    1. Yes that is good advice! The term has been used so long as a collective for people of color that I didn’t even think of those implications. And I never really understood why we used that term anyway – it has a very US centric connotation and really ignores the context of larger global populations. I will be more mindful of that wording in the future. I think our language is evolving (for the better!) but we all fall into language patterns that we were taught to use, which again points to the system of racism in our society. This is just another step in learning to do better.

      Liked by 1 person

  7. A word about Lyme disease- get tested please. My dear cousin ignored a tick bite for some months, and she was gone in about 7 years. Lyme disease affected every organ in her body, ended up in her lungs. She was a strong woman, persevered for 4 years without being able to breathe before she passed at 49. This disease is no joke, nor something to waver over getting medical treatment. Please? Turns out her case was textbook for the disease.

    Liked by 1 person

    1. Yes, Lyme is scary and definitely not a joke! It’s why I did seek medical attention immediately upon getting a rash that looked suspicious. I’m following the doctor’s orders in regards to medications right now and monitoring symptoms/reactions. So far the antibiotics do seem to be working – the rash is much minimized and other symptoms have been gradually lessening. I’m definitely tracking how I feel and I’ll go back in to the doctor if this treatment doesn’t seem to be working or if I notice that I’m not feeling back to normal after I finish the full round of medications.

      Like

    2. I am sorry you haven’t been well. Feel better. I always enjoy your comments and it’s clear others do too. On a different note, I looked at that ACS article and I’m not a fan even though it’s gained a lot of media attention. It’s not clear to me that the authors know the difference between fabric vs the weave. Especially in their comparison between silk and chiffon. They mentioned in their materials section that their chiffon was polyester and never stated what type of silk they used (chiffon?). Especially when they’re making these comparisons for the purpose of filtration of masks, seems like a critical part to discerning what really works. Not to mention effects when the fabric gets wet from breathing. But I think you came away with the right conclusion unless we get a better article. Started reading about electrostatic discharge properties of different fabrics…something I never thought I’d be doing… https://www.hilarispublisher.com/open-access/characterization-of-electrostatic-discharge-properties-of-woven-fabrics-2165-8064-1000235.pdf

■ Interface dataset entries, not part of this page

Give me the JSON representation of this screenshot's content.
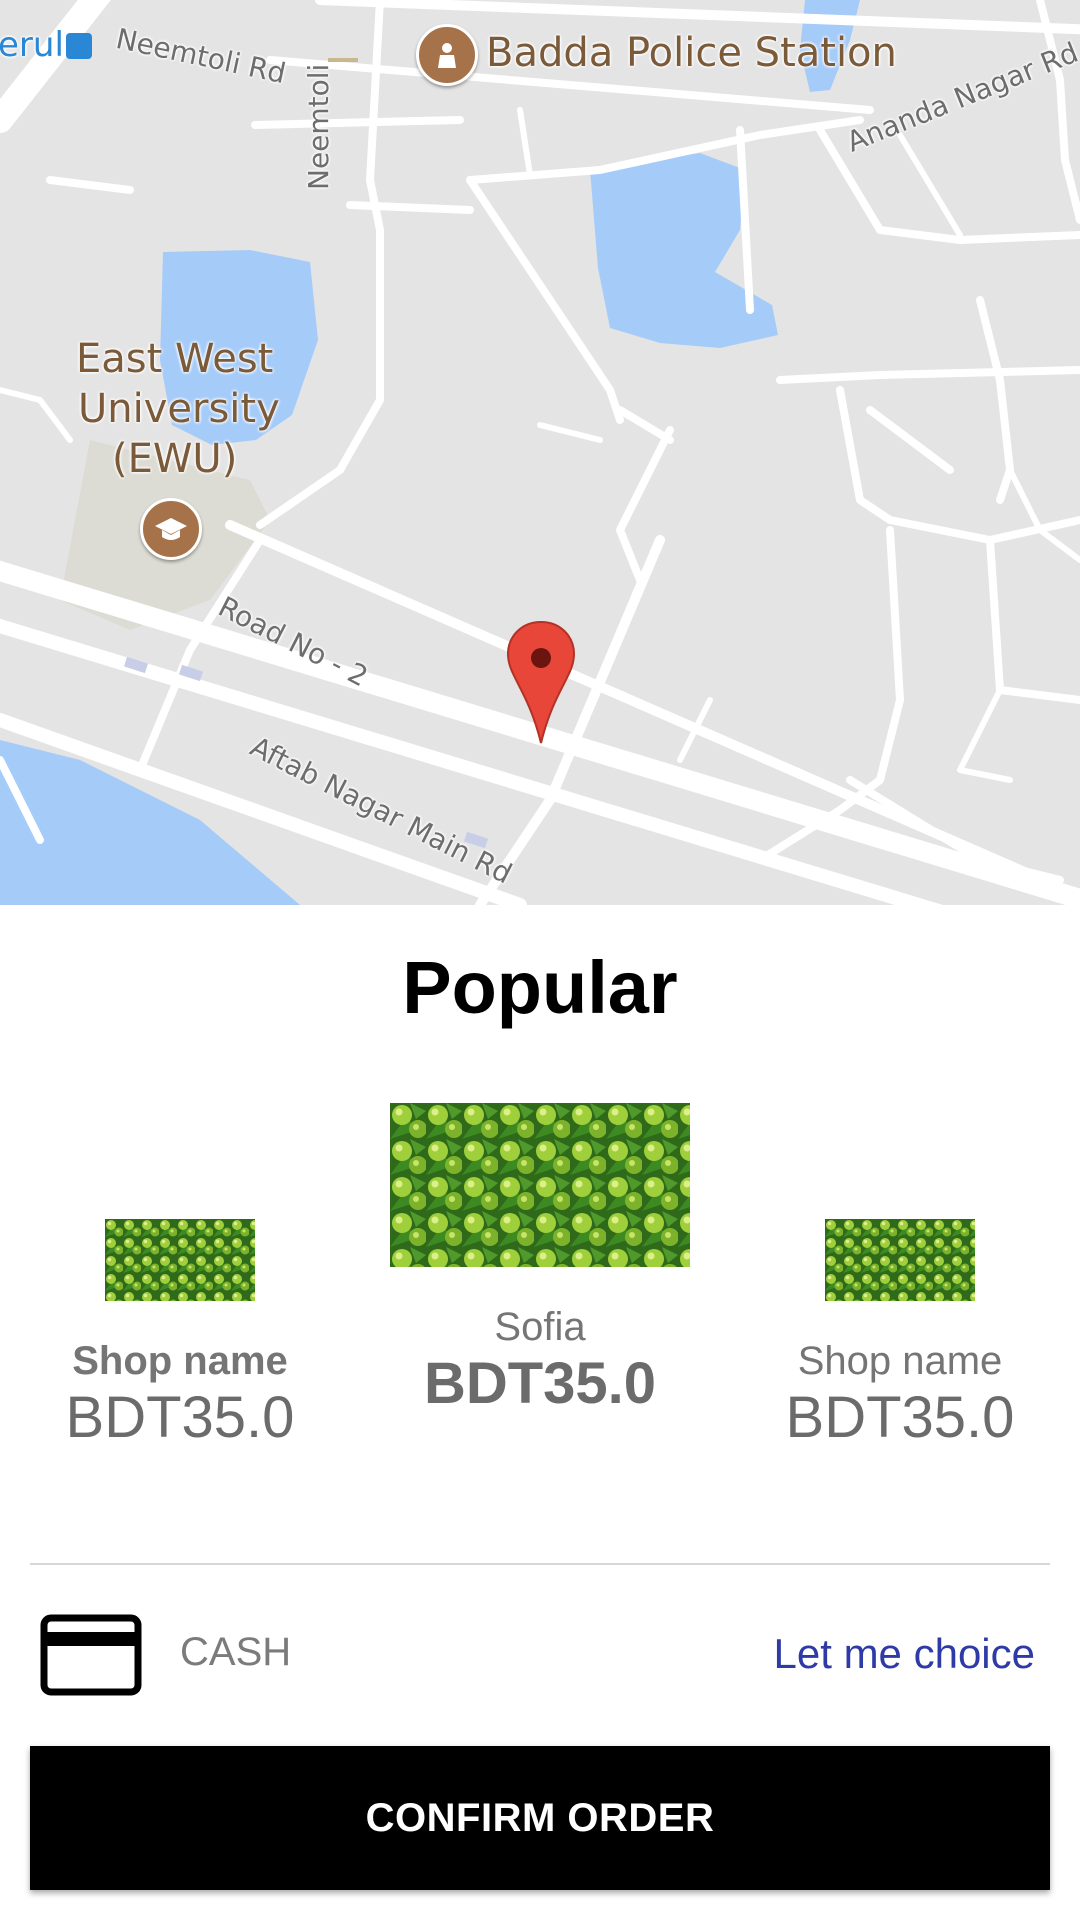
{
  "map": {
    "poi": {
      "police": "Badda Police Station",
      "university_line1": "East West",
      "university_line2": "University",
      "university_line3": "(EWU)"
    },
    "roads": {
      "neemtoli_rd": "Neemtoli Rd",
      "neemtoli": "Neemtoli",
      "ananda_nagar": "Ananda Nagar Rd",
      "road_no_2": "Road No - 2",
      "aftab_nagar": "Aftab Nagar Main Rd"
    },
    "transit_label": "erul",
    "colors": {
      "land": "#e4e4e4",
      "road": "#ffffff",
      "water": "#a5cbf9",
      "poi": "#a6724a",
      "marker": "#e9463a"
    }
  },
  "popular": {
    "title": "Popular",
    "items": [
      {
        "name": "Shop name",
        "price": "BDT35.0"
      },
      {
        "name": "Sofia",
        "price": "BDT35.0"
      },
      {
        "name": "Shop name",
        "price": "BDT35.0"
      }
    ]
  },
  "payment": {
    "icon": "credit-card-icon",
    "method": "CASH",
    "choice_link": "Let me choice"
  },
  "confirm": {
    "label": "CONFIRM ORDER"
  }
}
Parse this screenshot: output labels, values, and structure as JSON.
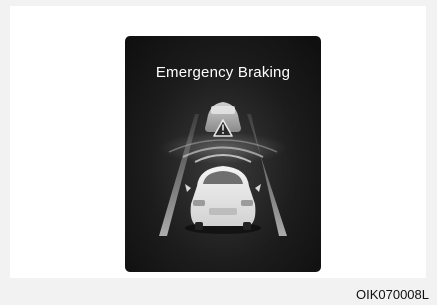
{
  "panel": {
    "title": "Emergency Braking",
    "warning_icon": "warning-triangle-icon",
    "lead_vehicle_icon": "lead-vehicle-icon",
    "own_vehicle_icon": "own-vehicle-icon"
  },
  "caption": "OIK070008L"
}
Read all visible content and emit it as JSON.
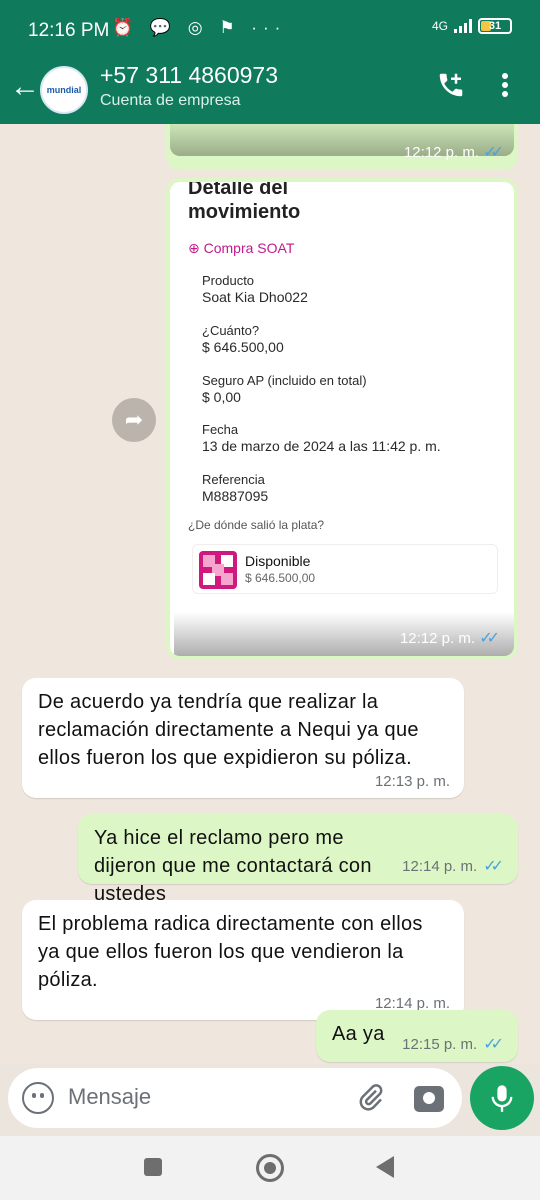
{
  "status": {
    "time": "12:16 PM",
    "battery": "31",
    "net": "4G",
    "icons_text": "⏰ 💬 ◎ ⚑ ···"
  },
  "header": {
    "title": "+57 311 4860973",
    "subtitle": "Cuenta de empresa",
    "avatar_text": "mundial"
  },
  "messages": {
    "img_top_time": "12:12 p. m.",
    "img_time": "12:12 p. m.",
    "m1_text": "De acuerdo ya tendría que realizar la reclamación directamente a Nequi ya que ellos fueron los que expidieron su póliza.",
    "m1_time": "12:13 p. m.",
    "m2_text": "Ya hice el reclamo pero me dijeron que me contactará con ustedes",
    "m2_time": "12:14 p. m.",
    "m3_text": "El problema radica directamente con ellos ya que ellos fueron los que vendieron la póliza.",
    "m3_time": "12:14 p. m.",
    "m4_text": "Aa ya",
    "m4_time": "12:15 p. m."
  },
  "receipt": {
    "title": "Detalle del movimiento",
    "tag": "Compra SOAT",
    "producto_label": "Producto",
    "producto_value": "Soat Kia Dho022",
    "cuanto_label": "¿Cuánto?",
    "cuanto_value": "$ 646.500,00",
    "seguro_label": "Seguro AP (incluido en total)",
    "seguro_value": "$ 0,00",
    "fecha_label": "Fecha",
    "fecha_value": "13 de marzo de 2024 a las 11:42 p. m.",
    "ref_label": "Referencia",
    "ref_value": "M8887095",
    "question": "¿De dónde salió la plata?",
    "pay_title": "Disponible",
    "pay_amount": "$ 646.500,00"
  },
  "input": {
    "placeholder": "Mensaje"
  },
  "colors": {
    "header": "#0f7a5c",
    "outgoing": "#dcf7c5",
    "incoming": "#ffffff",
    "mic": "#19a463",
    "tag": "#c2198d"
  }
}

      Like

      1. I was similarly unimpressed with the distinction between fiber and weave, but it’s a better starting point in considering fiber types for mask making than we’ve had previously (to my knowledge). There’s definitely more work that needs to be done, but at least there’s been a start. And thanks for sharing the article!

        Like

  8. I just joined your blog. I love your pattern reviews. I love this post, and wholeheartedly agree that we need change, and it must come from all of us. I hope you are feeling better. I’ve already learned things and am looking forward to learning more from this new community. Thank you!

    Liked by 1 person

Leave a Reply to DoctorTDesigns Cancel reply

Fill in your details below or click an icon to log in:

WordPress.com Logo

You are commenting using your WordPress.com account. Log Out /  Change )

Google photo

You are commenting using your Google account. Log Out /  Change )

Twitter picture

You are commenting using your Twitter account. Log Out /  Change )

Facebook photo

You are commenting using your Facebook account. Log Out /  Change )

Connecting to %s

This site uses Akismet to reduce spam. Learn how your comment data is processed.